SOLD for $11,250
“A tan wide-wale corduroy skirt, knee-length, straight, kick pleat in back, side zip-up closure, label reads ‘designed by Jax.'”
SOLD for $3,750
“A mint green jersey silk Pucci ensemble; the top sleeveless, boat neck, elasticized waistband, label reads ‘Emilio Pucci / Florence – Italy / Made in Italy / 100% Pure Silk’ and another one reads ‘Made in Italy Exclusively For / Saks Fifth Avenue;’ together with a matching straight skirt, knee-length, elasticized waistband.”
SOLD for $46,875
“A cabochon black oval necklace in gold-tone casing with gold-tone box link chain worn by Marilyn Monroe to a Cinemascope launch party held at the Cocoanut Grove nightclub in Hollywood, and in a circa 1954 portrait with her drama coach, Natasha Lytess.”
SOLD for $21,875

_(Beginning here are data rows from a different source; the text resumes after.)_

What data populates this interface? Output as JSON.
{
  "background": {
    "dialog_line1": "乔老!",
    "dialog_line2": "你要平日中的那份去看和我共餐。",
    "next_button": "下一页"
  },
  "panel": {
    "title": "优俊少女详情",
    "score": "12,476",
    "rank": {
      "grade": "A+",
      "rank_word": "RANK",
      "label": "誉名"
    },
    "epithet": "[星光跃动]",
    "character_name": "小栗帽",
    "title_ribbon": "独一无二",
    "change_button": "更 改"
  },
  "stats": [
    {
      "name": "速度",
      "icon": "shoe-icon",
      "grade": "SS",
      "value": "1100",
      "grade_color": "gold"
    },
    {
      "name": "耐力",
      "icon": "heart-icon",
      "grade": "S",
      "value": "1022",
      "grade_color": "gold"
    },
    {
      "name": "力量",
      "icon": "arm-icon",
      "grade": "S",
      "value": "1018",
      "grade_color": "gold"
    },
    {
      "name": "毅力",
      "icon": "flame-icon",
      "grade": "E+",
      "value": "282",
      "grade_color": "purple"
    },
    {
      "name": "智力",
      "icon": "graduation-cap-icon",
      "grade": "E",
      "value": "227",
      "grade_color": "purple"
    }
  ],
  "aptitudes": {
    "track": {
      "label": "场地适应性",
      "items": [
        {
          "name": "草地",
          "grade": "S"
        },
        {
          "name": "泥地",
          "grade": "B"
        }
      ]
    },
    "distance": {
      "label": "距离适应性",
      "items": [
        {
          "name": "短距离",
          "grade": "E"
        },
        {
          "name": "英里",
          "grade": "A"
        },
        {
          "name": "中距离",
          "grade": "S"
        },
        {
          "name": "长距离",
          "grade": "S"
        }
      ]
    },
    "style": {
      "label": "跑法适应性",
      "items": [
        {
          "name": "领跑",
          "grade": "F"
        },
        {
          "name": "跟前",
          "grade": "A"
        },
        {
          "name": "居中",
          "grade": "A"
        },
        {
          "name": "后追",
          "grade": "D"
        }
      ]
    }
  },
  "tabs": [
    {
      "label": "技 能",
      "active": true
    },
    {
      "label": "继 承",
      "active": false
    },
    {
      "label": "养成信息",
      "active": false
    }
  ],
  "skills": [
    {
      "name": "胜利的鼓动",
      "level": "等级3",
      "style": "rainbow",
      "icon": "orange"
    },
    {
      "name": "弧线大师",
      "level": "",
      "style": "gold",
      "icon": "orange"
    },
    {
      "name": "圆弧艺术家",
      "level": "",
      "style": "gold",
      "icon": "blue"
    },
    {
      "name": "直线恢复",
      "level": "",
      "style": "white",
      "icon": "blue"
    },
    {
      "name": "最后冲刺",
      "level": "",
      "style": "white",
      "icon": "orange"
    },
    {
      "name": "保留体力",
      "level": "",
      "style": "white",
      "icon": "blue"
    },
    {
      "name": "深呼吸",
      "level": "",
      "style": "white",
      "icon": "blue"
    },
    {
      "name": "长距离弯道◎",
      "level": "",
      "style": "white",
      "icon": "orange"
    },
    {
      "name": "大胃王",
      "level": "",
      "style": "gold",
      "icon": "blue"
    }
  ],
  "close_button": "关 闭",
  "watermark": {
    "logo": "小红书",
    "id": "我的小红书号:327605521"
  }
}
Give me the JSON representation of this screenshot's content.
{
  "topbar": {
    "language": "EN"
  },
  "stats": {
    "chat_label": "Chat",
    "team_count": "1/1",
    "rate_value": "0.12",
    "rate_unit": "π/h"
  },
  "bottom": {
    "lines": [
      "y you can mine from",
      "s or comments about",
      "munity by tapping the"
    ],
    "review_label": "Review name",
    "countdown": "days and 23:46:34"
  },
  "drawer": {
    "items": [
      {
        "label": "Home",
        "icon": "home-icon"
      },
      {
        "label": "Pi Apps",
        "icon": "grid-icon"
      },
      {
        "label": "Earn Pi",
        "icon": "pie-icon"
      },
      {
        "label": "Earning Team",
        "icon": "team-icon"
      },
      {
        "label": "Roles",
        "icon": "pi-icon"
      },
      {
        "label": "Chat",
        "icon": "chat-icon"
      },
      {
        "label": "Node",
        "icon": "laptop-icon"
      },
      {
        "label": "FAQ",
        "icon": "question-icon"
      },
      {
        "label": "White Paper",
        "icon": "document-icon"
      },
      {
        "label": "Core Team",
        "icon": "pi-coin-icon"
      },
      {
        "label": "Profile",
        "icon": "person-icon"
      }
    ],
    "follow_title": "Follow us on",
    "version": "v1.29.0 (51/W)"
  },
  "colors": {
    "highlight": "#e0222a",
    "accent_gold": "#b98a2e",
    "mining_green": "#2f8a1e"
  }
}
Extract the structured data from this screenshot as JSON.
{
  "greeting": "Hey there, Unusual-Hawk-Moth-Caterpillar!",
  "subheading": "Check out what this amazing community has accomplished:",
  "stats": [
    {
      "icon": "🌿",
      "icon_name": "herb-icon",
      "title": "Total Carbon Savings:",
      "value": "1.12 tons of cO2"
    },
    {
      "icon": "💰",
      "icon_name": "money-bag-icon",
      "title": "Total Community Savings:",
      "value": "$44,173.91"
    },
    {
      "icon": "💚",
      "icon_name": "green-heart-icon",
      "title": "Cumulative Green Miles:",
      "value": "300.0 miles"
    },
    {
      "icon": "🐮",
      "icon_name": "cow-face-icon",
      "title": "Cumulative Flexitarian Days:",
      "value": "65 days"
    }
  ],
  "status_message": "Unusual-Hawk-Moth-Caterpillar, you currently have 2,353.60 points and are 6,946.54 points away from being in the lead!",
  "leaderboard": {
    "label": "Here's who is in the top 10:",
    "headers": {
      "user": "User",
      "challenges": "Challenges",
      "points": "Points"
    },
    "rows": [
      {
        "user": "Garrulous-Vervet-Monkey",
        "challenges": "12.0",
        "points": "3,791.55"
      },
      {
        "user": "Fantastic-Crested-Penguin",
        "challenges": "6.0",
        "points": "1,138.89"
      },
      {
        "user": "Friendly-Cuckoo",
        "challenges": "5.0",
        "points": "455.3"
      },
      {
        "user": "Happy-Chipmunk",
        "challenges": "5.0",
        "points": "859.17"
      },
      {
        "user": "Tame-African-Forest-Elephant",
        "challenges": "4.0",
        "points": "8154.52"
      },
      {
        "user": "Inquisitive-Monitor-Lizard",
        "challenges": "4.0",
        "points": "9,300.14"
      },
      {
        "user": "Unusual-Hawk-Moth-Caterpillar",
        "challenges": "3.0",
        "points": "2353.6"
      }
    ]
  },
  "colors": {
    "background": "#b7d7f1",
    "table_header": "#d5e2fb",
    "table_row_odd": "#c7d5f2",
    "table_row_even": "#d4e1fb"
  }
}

A small brown box containing false eyelashes by Martha Lorraine for Saks Fifth Avenue; and a small white box with an unopened bottle of Chanel No. 5 inside.
False eyelashes SOLD for $8,960; Chanel No. 5 SOLD for $10,000
Among the many luminaries featured in James Bawden and Ron Miller’s book, Conversations WithClassic Film Stars, are Joseph Cotten, who played Marilyn’s murderous spouse in Niagara;and Rory Calhoun, her roguish husband in River Of No Return; and Cary Grant, the unwitting object of her desire in Monkey Business.
Thanks to Gia at Immortal Marilyn
“I never met a girl as introverted as Marilyn. The whole fame explosion had just set in and whenever we filmed on location at Niagara Falls, great crowds gathered to see her. She couldn’t cope, retreated into her shell.
Director Henry Hathaway was a tough taskmaster at the best of times. He got so exasperated with Marilyn and her Russian acting coach [Natasha Lytess], he finally banned the woman from the set. I tried to keep her distracted. At night there’d always a party in my hotel suite, but she’d look in, say hi, and then go off with her instructress. We’d wait hours for her to show up. Hathaway started shooting rehearsals as backup and found she was less mannered there and actually used some of the footage.
I asked her about the nude photograph and she said, dead serious, ‘But I had the radio on.’ I’m glad I knew her before the troubles enveloped and destroyed her. I want to remember that superb girlish laughter when I told her an off-colour joke. One day Hathaway shouts at her and she yelled back, ‘After paying for my own wardrobe, my coach, my assistant, and God knows who else I barely have enough left over to pay my shrink!’ And the crowd watching applauded her!”
“She was a phenomenon that I doubt like hell this town will see the likes of ever again. There have been a lot of people trying to copy her one way or another – and to me, they’re third-stringers.”
“Howard Hawks says it’s wonderful we knew and worked with Marilyn before she got difficult. Because she was so winning and adorable in Monkey Business. When I drink that youth serum and am acting like a teenager, Marilyn really got into it. I’m diving off the high board and she’s giggling and waving me on. Years later she asked me to co-star in something called The Billionaire. It was a comedy and she said her husband Arthur Miller was reworking it. Arthur Miller a comedy writer? I ran away and so did Greg Peck, and the completed film, Let’s Make Love, showed she’d become all blurry and distant. It was sad.”